In conclusion, traditional blepharoplasty techniques include subciliary or transconjunctival incisions with orbital fat removal. After these procedures, the appearance of the eyelid is usually smoother, but deeper, as a result of pseudoherniation correction. The patient may have a worsening of the “hollow” appearance of the lower eyelid with skeletonization of an already visible bony infraorbital rim.6 More conservative fat resection or ablation characteristic of modern blepharoplasty may lessen hollowing, but because the malar fat pad and SOOF ptosis is not addressed, the vertical height of the lower eyelid remains unchanged. Removal of orbital fat may cause collapse of existing skin cover and more skin wrinkling than before, necessitating more skin removal to fully correct dermatochalasis.6 Yet, the aggressive excision of excess skin may be limited without suspension of the midface.
The endoscopic forehead midface-lift changes the dynamics of the lower eyelid and allows a more complete periorbital rejuvenation than traditional blepharoplasty techniques alone. Superolateral elevation of the cheek tissue with attachment to the temporalis fascia creates the vertical vector necessary to elevate the SOOF–malar fat pad complex over the infraorbital rim.2,4 This vertical vector elevation of the cheek tissue leads to a decrease in the vertical height of the lower eyelid and a more youthful-appearing lower eyelid and cheek. The suspension of the periosteum and a composite musculoligamentous flap containing all midfacial soft tissue allows the aggressive resection of excess lower eyelid skin without fear of ectropion.
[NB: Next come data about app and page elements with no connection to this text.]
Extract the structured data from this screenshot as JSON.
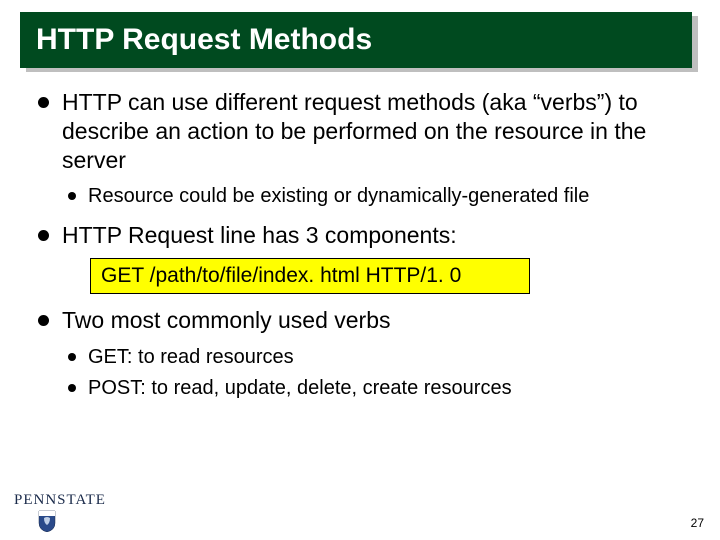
{
  "title": "HTTP Request Methods",
  "bullets": {
    "b1": "HTTP can use different request methods (aka “verbs”) to describe an action to be performed on the resource in the server",
    "b1_1": "Resource could be existing or dynamically-generated file",
    "b2": "HTTP Request line has 3 components:",
    "code": "GET /path/to/file/index. html HTTP/1. 0",
    "b3": "Two most commonly used verbs",
    "b3_1": "GET: to read resources",
    "b3_2": "POST: to read, update, delete, create resources"
  },
  "logo": "PENNSTATE",
  "page": "27"
}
Aging of the periorbital complex is multifactorial. Brow ptosis, fat pseudoherniation, and upper eyelid skin laxity develop. The descent of the midfacial tissues leads to an increase in the vertical height of the lower eyelid and infraorbital hollowing. Fat pseudoherniation and dermatochalasis occur in the lower eyelid. Complete periorbital rejuvenation requires a procedure that can address all the factors that contribute to aging around the eye. The endoscopic forehead midface-lift is a powerful technique for remedying the aging changes around the eye and is a critical component for achieving full periorbital rejuvenation.
Correspondence: James C. Marotta, MD, Marotta Facial Plastic Surgery, 267 E Main St, Smithtown, NY 11787 (Drm@marottamd.com).
Accepted for Publication: February 2, 2008.
Author Contributions:Study concept and design: Marotta and Quatela. Acquisition of data: Marotta and Quatela. Analysis and interpretation of data: Marotta and Quatela. Drafting of the manuscript: Marotta. Critical revision of the manuscript for important intellectual content: Marotta and Quatela. Statistical analysis: Marotta and Quatela. Obtained funding: Marotta. Administrative, technical, and material support: Marotta. Study supervision: Marotta and Quatela.
Financial Disclosure: None reported.